- [AVAILABLE RECORDS]:
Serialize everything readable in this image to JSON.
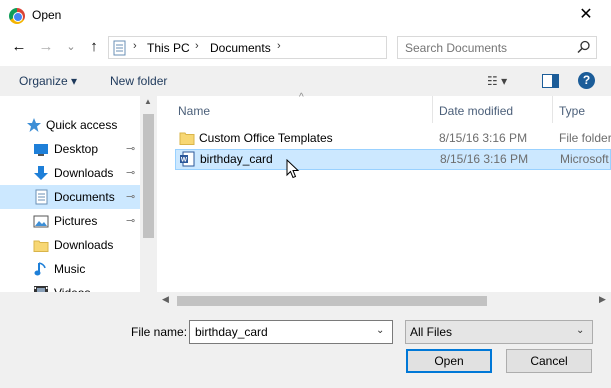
{
  "window": {
    "title": "Open",
    "close_glyph": "✕"
  },
  "nav": {
    "back": "←",
    "forward": "→",
    "history": "⌄",
    "up": "↑"
  },
  "address": {
    "segments": [
      "This PC",
      "Documents"
    ],
    "chevron": "›",
    "dropdown": "⌄",
    "refresh": "↻"
  },
  "search": {
    "placeholder": "Search Documents"
  },
  "toolbar": {
    "organize": "Organize ▾",
    "new_folder": "New folder",
    "view_glyph": "☷ ▾",
    "help": "?"
  },
  "sidebar": {
    "items": [
      {
        "label": "Quick access",
        "icon": "star-icon",
        "pinned": false
      },
      {
        "label": "Desktop",
        "icon": "desktop-icon",
        "pinned": true
      },
      {
        "label": "Downloads",
        "icon": "download-icon",
        "pinned": true
      },
      {
        "label": "Documents",
        "icon": "document-icon",
        "pinned": true,
        "selected": true
      },
      {
        "label": "Pictures",
        "icon": "pictures-icon",
        "pinned": true
      },
      {
        "label": "Downloads",
        "icon": "folder-icon",
        "pinned": false
      },
      {
        "label": "Music",
        "icon": "music-icon",
        "pinned": false
      },
      {
        "label": "Videos",
        "icon": "videos-icon",
        "pinned": false
      }
    ],
    "pin_glyph": "📌"
  },
  "columns": {
    "name": "Name",
    "date": "Date modified",
    "type": "Type",
    "sort_glyph": "^"
  },
  "files": [
    {
      "name": "Custom Office Templates",
      "date": "8/15/16 3:16 PM",
      "type": "File folder",
      "icon": "folder-icon"
    },
    {
      "name": "birthday_card",
      "date": "8/15/16 3:16 PM",
      "type": "Microsoft Word Document",
      "icon": "word-doc-icon",
      "selected": true
    }
  ],
  "footer": {
    "filename_label": "File name:",
    "filename_value": "birthday_card",
    "filetype_value": "All Files",
    "open_label": "Open",
    "cancel_label": "Cancel"
  },
  "colors": {
    "selection": "#cce8ff",
    "accent": "#0078d7",
    "link_text": "#1e395b"
  }
}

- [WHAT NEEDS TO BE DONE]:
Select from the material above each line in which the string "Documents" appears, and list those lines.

- [ANSWER TO THE EXERCISE]:
      "Documents"
    "placeholder": "Search Documents"
        "label": "Documents",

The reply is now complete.